Main content area

Effects of social contact and zygosity on 21-y weight change in male twins

McCaffery, Jeanne M., Franz, Carol E., Jacobson, Kristen, Leahey, Tricia M., Xian, Hong, Wing, Rena R., Lyons, Michael J., Kremen, William S.
The American journal of clinical nutrition 2011 v.94 no.2 pp. 404-409
adulthood, body mass index, environmental factors, environmental impact, models, regression analysis, social change, twins, variance, weight gain
BACKGROUND: Recent evidence indicates that social contact is related to similarities in weight gain over time. However, no studies have examined this effect in a twin design, in which genetic and other environmental effects can also be estimated. OBJECTIVE: We determined whether the frequency of social contact is associated with similarity in weight change from young adulthood (mean age: 20 y) to middle age (mean age: 41 y) in twins and quantified the percentage of variance in weight change attributable to social contact, genetic factors, and other environmental influences. DESIGN: Participants were 1966 monozygotic and 1529 dizygotic male twin pairs from the Vietnam-Era Twin Registry. Regression models tested whether frequency of social contact and zygosity predicted twin pair similarity in body mass index (BMI) change and weight change. Twin modeling was used to partition the percentage variance attributable to social contact, genetic, and other environmental effects. RESULTS: Twins gained an average of 3.99 BMI units, or 13.23 kg (29.11 lb), over 21 y. In regression models, both zygosity (P < 0.001) and degree of social contact (P < 0.02) significantly predicted twin pair similarity in BMI change. In twin modeling, social contact between twins contributed 16% of the variance in BMI change (P < 0.001), whereas genetic factors contributed 42%, with no effect of additional shared environmental factors (1%). Similar results were obtained for weight change.

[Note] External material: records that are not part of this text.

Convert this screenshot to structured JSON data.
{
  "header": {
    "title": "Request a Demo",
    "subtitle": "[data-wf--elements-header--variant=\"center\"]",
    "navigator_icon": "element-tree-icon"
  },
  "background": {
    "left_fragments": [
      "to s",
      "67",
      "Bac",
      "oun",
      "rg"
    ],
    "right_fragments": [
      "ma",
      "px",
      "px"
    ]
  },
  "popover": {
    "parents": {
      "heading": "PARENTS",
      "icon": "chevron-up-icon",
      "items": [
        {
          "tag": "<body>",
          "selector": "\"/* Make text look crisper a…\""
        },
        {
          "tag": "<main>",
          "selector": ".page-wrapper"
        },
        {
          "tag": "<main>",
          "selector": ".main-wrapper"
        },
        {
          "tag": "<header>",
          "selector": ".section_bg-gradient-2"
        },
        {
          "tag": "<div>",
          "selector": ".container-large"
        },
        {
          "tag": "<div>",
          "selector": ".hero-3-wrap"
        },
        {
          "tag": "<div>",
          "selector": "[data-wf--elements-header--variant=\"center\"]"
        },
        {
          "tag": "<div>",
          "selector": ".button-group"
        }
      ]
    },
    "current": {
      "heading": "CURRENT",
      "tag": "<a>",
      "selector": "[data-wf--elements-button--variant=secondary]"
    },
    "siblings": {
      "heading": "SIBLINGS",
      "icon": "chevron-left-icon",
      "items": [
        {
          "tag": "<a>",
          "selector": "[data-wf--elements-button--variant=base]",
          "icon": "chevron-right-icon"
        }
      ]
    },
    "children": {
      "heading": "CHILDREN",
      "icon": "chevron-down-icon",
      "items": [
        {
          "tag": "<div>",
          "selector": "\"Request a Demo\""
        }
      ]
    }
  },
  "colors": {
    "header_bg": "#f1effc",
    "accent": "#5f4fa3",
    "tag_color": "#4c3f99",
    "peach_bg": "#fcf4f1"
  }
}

CONCLUSION: Frequency of social contact significantly predicted twin pair similarity in BMI and weight change over 21 y, independent of zygosity and other shared environmental influences.